“If you would have asked me before today, I probably would have said it's as low as it could be,” he said. “But after going through this lineup and punching some guys out and getting some weak contact, obviously it's gone up quite a bit.”

No celebration

The last thing the Tigers want to deal with is having to watch the Indians celebrate a Central Division title in their yard. The Indians, who come in for four games Monday, have a magic number of one.

“I've seen it before,” Ausmus said. “You don't want to see them celebrate on your field, there's no question. We're going to do everything we can to see if we can keep them from celebrating on our field.

“I think our motivation is to get to the playoffs right now. That's the real motivation. I guess that one (keeping the Indians from having a party) is a secondary.”

Catcher Jarrod Saltalamacchia agreed.

“Obviously don’t want that to happen,” he said. “We want to be the one to come and win our division. A lot has to happen for that to happen but we’re going to take it one game at a time.”

Twitter: @cmccosky

On deck: Indians

Series: Four games, Monday-Thursday, Comerica Park, Detroit

First pitch: 7:10 p.m. Monday-Wednesday; 1:10 p.m. Thursday

TV/radio: Monday-Wednesday, FSD/97.1; Thursday, FSD, ESPN/97.1

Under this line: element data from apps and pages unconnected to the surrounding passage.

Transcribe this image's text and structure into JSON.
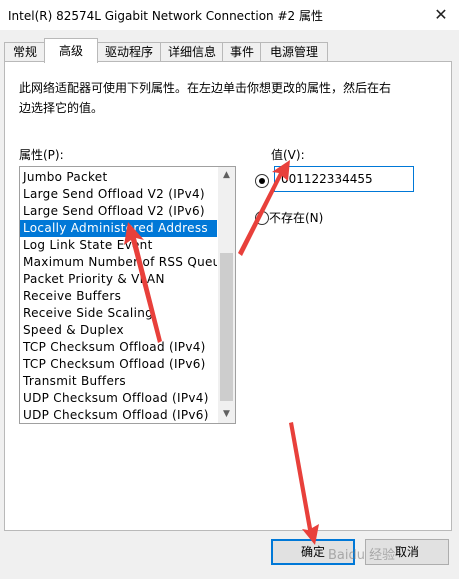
{
  "window": {
    "title": "Intel(R) 82574L Gigabit Network Connection #2 属性",
    "close_icon": "close-icon"
  },
  "tabs": [
    {
      "label": "常规",
      "active": false
    },
    {
      "label": "高级",
      "active": true
    },
    {
      "label": "驱动程序",
      "active": false
    },
    {
      "label": "详细信息",
      "active": false
    },
    {
      "label": "事件",
      "active": false
    },
    {
      "label": "电源管理",
      "active": false
    }
  ],
  "advanced": {
    "description": "此网络适配器可使用下列属性。在左边单击你想更改的属性，然后在右边选择它的值。",
    "property_label": "属性(P):",
    "properties": [
      "Jumbo Packet",
      "Large Send Offload V2 (IPv4)",
      "Large Send Offload V2 (IPv6)",
      "Locally Administered Address",
      "Log Link State Event",
      "Maximum Number of RSS Queue",
      "Packet Priority & VLAN",
      "Receive Buffers",
      "Receive Side Scaling",
      "Speed & Duplex",
      "TCP Checksum Offload (IPv4)",
      "TCP Checksum Offload (IPv6)",
      "Transmit Buffers",
      "UDP Checksum Offload (IPv4)",
      "UDP Checksum Offload (IPv6)"
    ],
    "selected_index": 3,
    "value_label": "值(V):",
    "value_input": "001122334455",
    "value_radio_selected": true,
    "not_present_label": "不存在(N)",
    "not_present_selected": false
  },
  "buttons": {
    "ok": "确定",
    "cancel": "取消"
  },
  "annotation_color": "#e8403b",
  "watermark": "Baidu 经验"
}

Series probables: Monday — RHP Corey Kluber (18-9, 3.11) vs. RHP Buck Farmer (0-0, 4.07); Tuesday — RHP Mike Clevinger (2-2, 4.65) vs. RHP Justin Verlander (15-8, 3.21); Wednesday — RHP Trevor Bauer (12-8, 4.26) vs. RHP Michael Fulmer (11-7, 2.95); Thursday — TBA vs. LHP Daniel Norris (3-2, 3.59).

Scouting report

Kluber, Indians: He’s pitched himself back into the Cy Young race this season. In his three starts against the Tigers, he’s 3-0 and has allowed five runs (four in his last start Sept. 16) in 24 innings, with 24 strikeouts.

Farmer, Tigers: His first start in Minnesota last week got interrupted in the third inning. He survived some control issues in the first inning and had seemingly settled in when the rains came.